Politrix and music don't have a very strong link usually. But if the communist Hungarian regime had not banned some of his music because of decadence György Ligeti might have been less inspired.

Ligeti, who was born in Transsylvania, used medieval vocal polyphony from the Low Lands as a starting point for Lux Aeterna.

In the case of the Fluxus-piece Poème Symphonique for 100 metronomes there's also a Low Lands connection. Ligeti recalls the premiere in 1963 in the city hall of Hilversum:

"The Mayor of Hilversum - wearing his traditional dark blue suit with a silver saber at his belt - and the Spanish ambassador, with a red-yellow-red cockade, gave official speeches. Both spoke of the sublime spiritual value of musical art."

Ligeti had managed to get 100 metronomes on loan and ten people dressed in tuxedo's were being directed by the maestro, who was himself dressed in an oversized rented suit. Dutch tv filmed the event.

"Since the audience had never heard of Fluxus, and since John Cage, too, was as yet completely unknown to the invited nobility and citizens of Hilversum, the last tick of the last metronome was followed by an oppressive silence."

The Poème Symphonique never made it to Dutch tv. They showed a soccer game instead.

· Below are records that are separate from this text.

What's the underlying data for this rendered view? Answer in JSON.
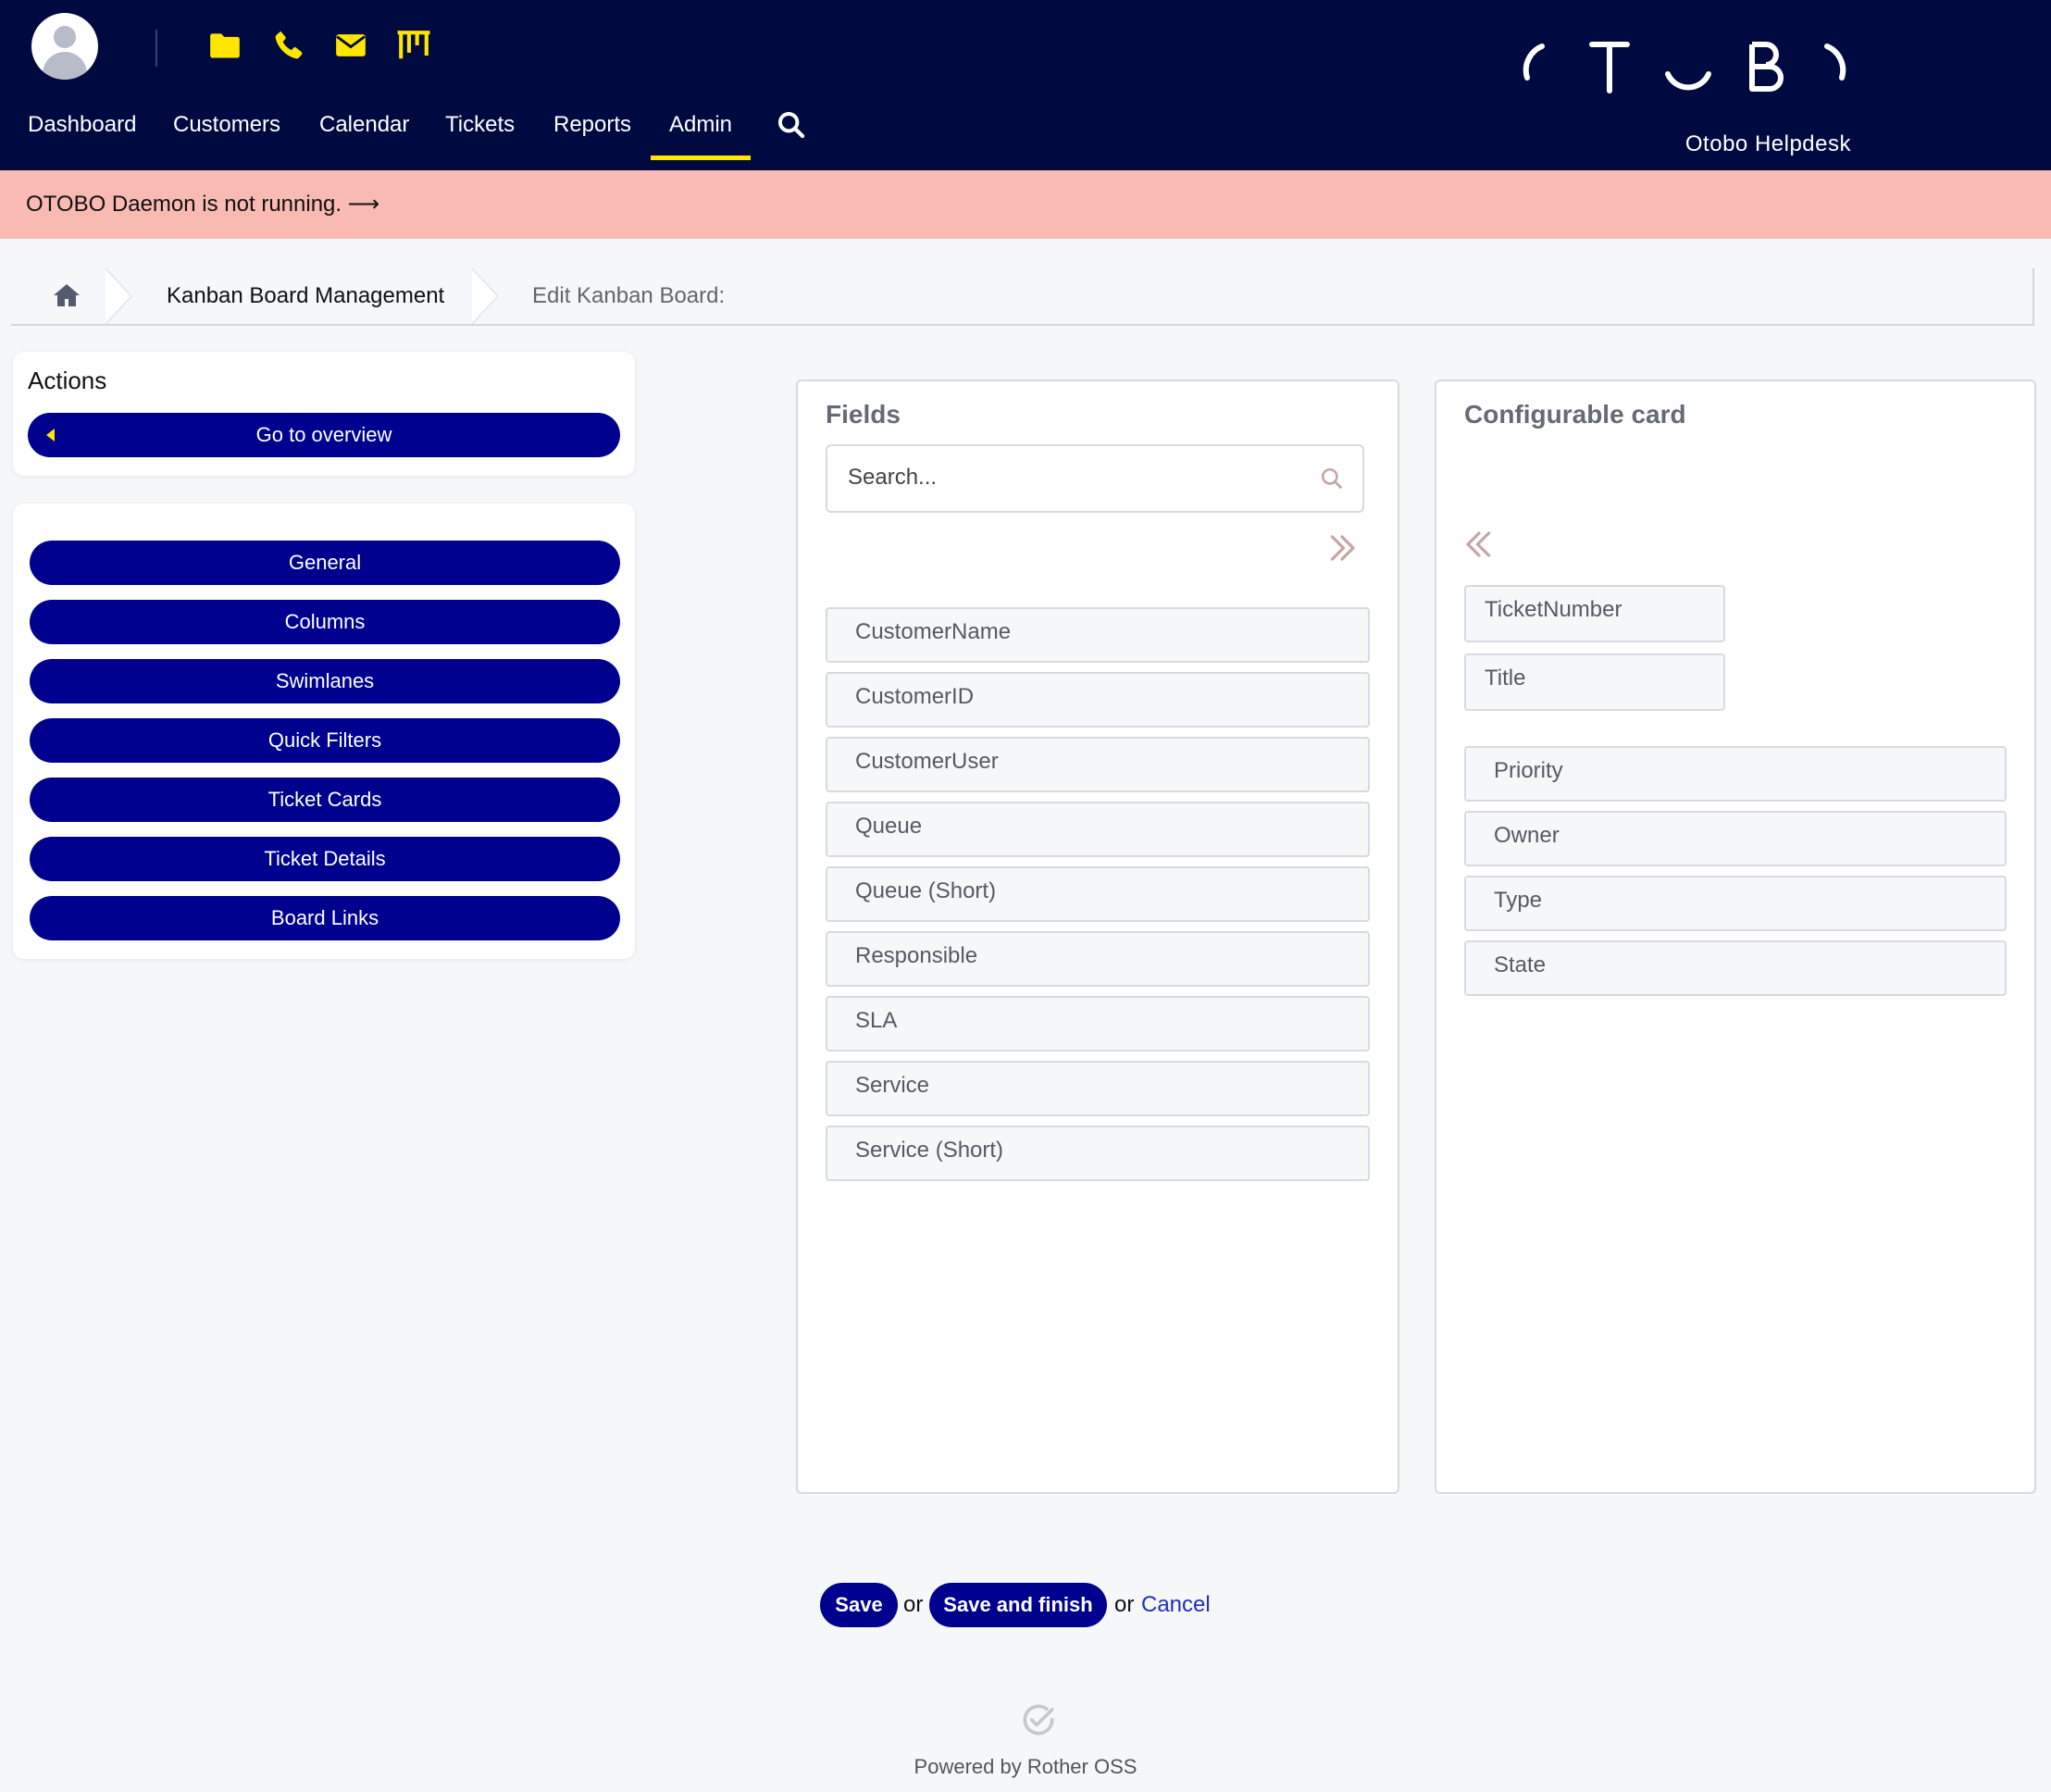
{
  "header": {
    "quick_icons": [
      "folder-icon",
      "phone-icon",
      "envelope-icon",
      "kanban-icon"
    ],
    "nav": [
      {
        "label": "Dashboard",
        "active": false
      },
      {
        "label": "Customers",
        "active": false
      },
      {
        "label": "Calendar",
        "active": false
      },
      {
        "label": "Tickets",
        "active": false
      },
      {
        "label": "Reports",
        "active": false
      },
      {
        "label": "Admin",
        "active": true
      }
    ],
    "logo_subtitle": "Otobo Helpdesk"
  },
  "banner": {
    "text": "OTOBO Daemon is not running. ⟶"
  },
  "breadcrumb": {
    "items": [
      "Kanban Board Management",
      "Edit Kanban Board:"
    ]
  },
  "actions": {
    "title": "Actions",
    "go_to_overview": "Go to overview"
  },
  "sections": [
    "General",
    "Columns",
    "Swimlanes",
    "Quick Filters",
    "Ticket Cards",
    "Ticket Details",
    "Board Links"
  ],
  "fields_panel": {
    "title": "Fields",
    "search_placeholder": "Search...",
    "items": [
      "CustomerName",
      "CustomerID",
      "CustomerUser",
      "Queue",
      "Queue (Short)",
      "Responsible",
      "SLA",
      "Service",
      "Service (Short)"
    ]
  },
  "card_panel": {
    "title": "Configurable card",
    "header_items": [
      "TicketNumber",
      "Title"
    ],
    "body_items": [
      "Priority",
      "Owner",
      "Type",
      "State"
    ]
  },
  "footer": {
    "save": "Save",
    "or1": "or",
    "save_finish": "Save and finish",
    "or2": "or",
    "cancel": "Cancel",
    "powered": "Powered by Rother OSS"
  },
  "colors": {
    "header_bg": "#000a40",
    "accent_yellow": "#ffe600",
    "button_blue": "#00008f",
    "banner_bg": "#f8bab2",
    "link_blue": "#1f30c0"
  }
}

"It turned out that the program had been prohibited at the urgent request of the Hilversum Senate - although in the liberal Netherlands there was supposed to be no censorship".